I’m pretty sure I know what happens at the end anyway.

The bottom line: DNF’ed a 50%. I can definitely see some people liking this one. The retelling is interesting and Beau Rivage is a cool place. I just couldn’t get past the relationships and the MC.

Bookish Talk: DNF-ing books – Do you do it?

I’ve been talking to several people recently about when or if you should DNF a book. For those who don’t know DNF means “did not finish.” In other words, it is a book that you started and didn’t like, so you chose to leave it unfinished.

Some people I’ve spoken to about this said that they never DNF a book. I was kind of shocked. I don’t DNF a book often because I really appreciate the time and effort it took for that author to write the book. I know that it can take years to write a book, find a publisher, and get it published. I feel horrible when I DNF a book, but sometimes you just have to put it down. Sometimes you don’t connect with a book or like the writing style or you aren’t in the mood for that book at that moment and you need to move on.

To NEVER put a book down because of an inner need to finish every single book you pick up seems crazy to me.

I used to force myself to finish books even if I wasn’t enjoying them, but then I realized: life is really short. Why would I waste precious reading time on a book that I just wasn’t enjoying?

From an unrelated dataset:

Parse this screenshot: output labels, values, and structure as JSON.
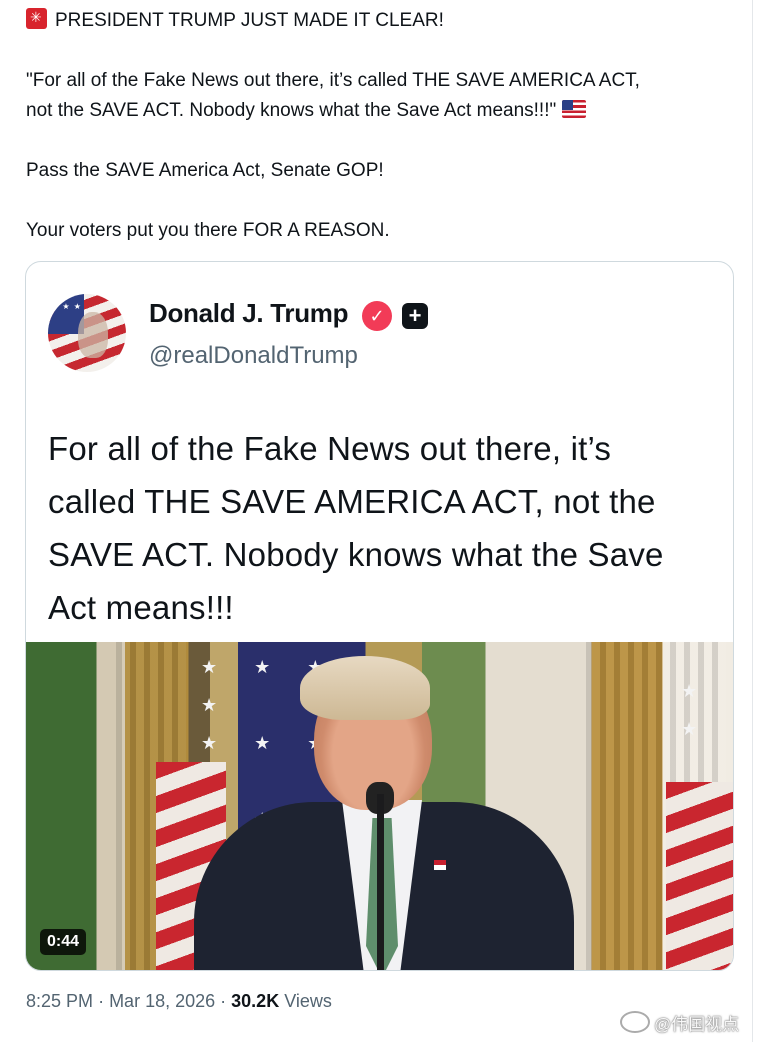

I want to spend my time reading books that pull me in and don’t want to let me go. I want to dive into a world in which I can escape for a time, that will open its pages and wrap me up in them. I don’t want to waste time in a world that makes me roll my eyes or makes my skin crawl or makes me laugh for all the wrong reasons.

I know it probably seems that I DNF books left and right, but I don’t. I give every book I buy or borrow or receive for review a fair chance to suck me in. I just want to read as much as I can in my lifetime that will change me and teach me things and make me fall in love, and I don’t want to waste time on things that won’t. Some people ask how long I give a book before I know whether or not I’ll finish it, but it’s different for every book. I’d like to say that I give each book 50 pages or 10 chapters, but sometimes, if I’ve read 20 pages and I just can’t force myself any farther, I’ll stop. The last book that I DNF-ed was Whiskey Tango Foxtrot. I gave it 6% on my Kindle ARC before I DNF-ed it. That’s not a lot. I just know what I like, and that was not it.

So I want to know what you think. Do you guys DNF books? At what point do you do so? Let’s start a discussion in the comments!